General Resources from the Long Term Vulnerability and Transformation Project

Summary

Long-Term Coupled Socioecological Change in the American Southwest and Northern Mexico: Each generation transforms an inherited social and environmental world and leaves it as a legacy to succeeding generations. Long-term interactions among social and ecological processes give rise to complex dynamics on multiple temporal and spatial scales – cycles of change followed by relative stasis, followed by change. Within the cycles are understandable patterns and irreducible uncertainties; neither stability nor transformation can be taken as the norm. Archaeology is attuned to cycles over the lifespan of a society and, thus, extends scientific observation beyond all social memory. The ancient past might appear irrelevant in light of the globalization and rapid technological changes that characterize today's world. However, the archaeological record is replete with cycles of heightened intersocietal interaction, economic intensification, and large-scale anthropogenic environmental change.

This interdisciplinary collaboration of archaeologists, mathematical modelers, ecologists, and environmental scientists will apply archaeological and ecological analyses, resilience theory, and formal dynamical modeling to identify the key social and ecological variables, and their interconnections, that foster stability and promote transformation in coupled socio-ecological systems. We will examine three domains: the degree and nature of capitalization; the loci and nature of vulnerabilities; and the severity, scale, and nature of transformations. Our focus will be long-term human-environmental interactions in archaeologically documented case studies in the American Southwest (Mimbres, Zuni, Hohokam) and Northern Mexico (La Quemada).

To gain pan-regional perspective, we rely on collaborators to draw upon five additional cultural traditions that illustrate a spectrum of local climatic conditions, organizational complexity, water-control technologies, and other anthropogenic environmental modifications. These cutlural traditions include: Chaco, Mesa Verde, Casas Grandes, Pazcuaro, and Salinas.

Cite this Record

General Resources from the Long Term Vulnerability and Transformation Project. ( tDAR id: 95) ; doi:10.6067/XCV8XK8GXF

This Resource is Part of the Following Collections

URL: http://shesc.asu.edu/research/projects/long-term-coupled-socioecological-chan...


Temporal Coverage

Calendar Date: 400 to 1600

Spatial Coverage

min long: -112.676; min lat: 17.141 ; max long: -98.613; max lat: 35.461 ;

Individual & Institutional Roles

Principal Investigator(s): Margaret Nelson

Sponsor(s): National Science Foundation

Prepared By(s): Arizona State University (ASU)

Resources Inside this Project (Viewing 1-8 of 8)

Documents

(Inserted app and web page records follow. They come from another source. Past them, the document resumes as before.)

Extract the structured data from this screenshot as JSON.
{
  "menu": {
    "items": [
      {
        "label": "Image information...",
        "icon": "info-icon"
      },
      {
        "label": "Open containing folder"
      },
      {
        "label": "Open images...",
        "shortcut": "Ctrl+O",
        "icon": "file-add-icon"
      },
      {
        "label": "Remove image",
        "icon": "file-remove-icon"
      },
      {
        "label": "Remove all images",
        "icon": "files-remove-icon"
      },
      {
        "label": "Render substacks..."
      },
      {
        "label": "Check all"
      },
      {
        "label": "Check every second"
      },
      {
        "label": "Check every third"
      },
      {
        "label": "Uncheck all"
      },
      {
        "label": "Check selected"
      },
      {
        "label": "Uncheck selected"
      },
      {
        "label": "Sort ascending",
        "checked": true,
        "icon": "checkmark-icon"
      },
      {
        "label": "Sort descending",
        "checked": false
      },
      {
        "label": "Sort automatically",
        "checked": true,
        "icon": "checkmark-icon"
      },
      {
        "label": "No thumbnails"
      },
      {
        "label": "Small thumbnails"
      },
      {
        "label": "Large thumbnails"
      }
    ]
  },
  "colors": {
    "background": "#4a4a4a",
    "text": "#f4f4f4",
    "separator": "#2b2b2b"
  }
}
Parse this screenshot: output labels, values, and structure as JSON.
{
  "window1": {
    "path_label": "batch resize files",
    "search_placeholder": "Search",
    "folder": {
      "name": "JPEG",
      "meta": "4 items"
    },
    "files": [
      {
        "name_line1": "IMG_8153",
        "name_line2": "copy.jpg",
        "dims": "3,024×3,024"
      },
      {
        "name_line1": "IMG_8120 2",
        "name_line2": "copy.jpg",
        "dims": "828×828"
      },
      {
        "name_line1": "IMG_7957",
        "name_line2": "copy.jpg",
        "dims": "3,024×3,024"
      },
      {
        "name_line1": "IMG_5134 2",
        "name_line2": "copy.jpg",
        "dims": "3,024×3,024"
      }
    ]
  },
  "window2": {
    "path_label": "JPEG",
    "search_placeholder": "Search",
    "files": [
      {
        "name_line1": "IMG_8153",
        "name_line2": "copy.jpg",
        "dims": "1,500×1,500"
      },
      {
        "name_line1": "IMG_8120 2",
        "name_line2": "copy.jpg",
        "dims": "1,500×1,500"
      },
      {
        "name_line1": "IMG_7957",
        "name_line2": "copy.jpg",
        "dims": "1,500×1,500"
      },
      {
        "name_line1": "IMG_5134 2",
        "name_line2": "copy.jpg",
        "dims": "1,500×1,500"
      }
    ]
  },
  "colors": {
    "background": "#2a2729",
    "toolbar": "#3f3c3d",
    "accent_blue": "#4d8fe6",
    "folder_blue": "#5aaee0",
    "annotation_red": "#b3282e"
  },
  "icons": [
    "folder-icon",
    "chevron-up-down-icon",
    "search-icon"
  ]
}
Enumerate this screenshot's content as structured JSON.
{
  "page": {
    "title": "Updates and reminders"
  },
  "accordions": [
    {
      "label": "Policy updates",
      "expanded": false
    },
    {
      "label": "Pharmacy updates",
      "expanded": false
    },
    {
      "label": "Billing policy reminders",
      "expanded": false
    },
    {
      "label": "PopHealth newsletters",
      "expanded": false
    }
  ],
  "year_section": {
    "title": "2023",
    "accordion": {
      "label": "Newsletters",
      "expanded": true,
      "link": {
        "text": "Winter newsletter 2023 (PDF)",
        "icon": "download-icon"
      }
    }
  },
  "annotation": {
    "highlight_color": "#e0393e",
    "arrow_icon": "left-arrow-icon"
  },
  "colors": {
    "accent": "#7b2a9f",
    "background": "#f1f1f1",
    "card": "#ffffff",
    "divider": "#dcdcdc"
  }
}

  1. Sustaining Irrigation Agriculture for the Long-Term: Lessons on Maintaining Soil Quality from Ancient Agricultural Fields in the Phoenix Basin and on the North Coast of Peru (2013)

Datasets

  1. Decorated Ceramics from Excavated Mimbres Sites (2007)
  2. Hohokam Population Database (2006)
  3. Raw Data for Soils Collected on the Pampa de Chaparri on the North Coast of Peru (2010)
  4. Raw Data on Soils Collected from Prehispanic and Historic Fields on the Middle Gila River (2013)
  5. Salinas, New Mexico Settlement Database (2007)
  6. Settlement and Demography in the Greater Mimbres Region (2007)
  7. Synthesis of Salinas Pueblo Glazeware Sources from Petrographic Analyses (2008)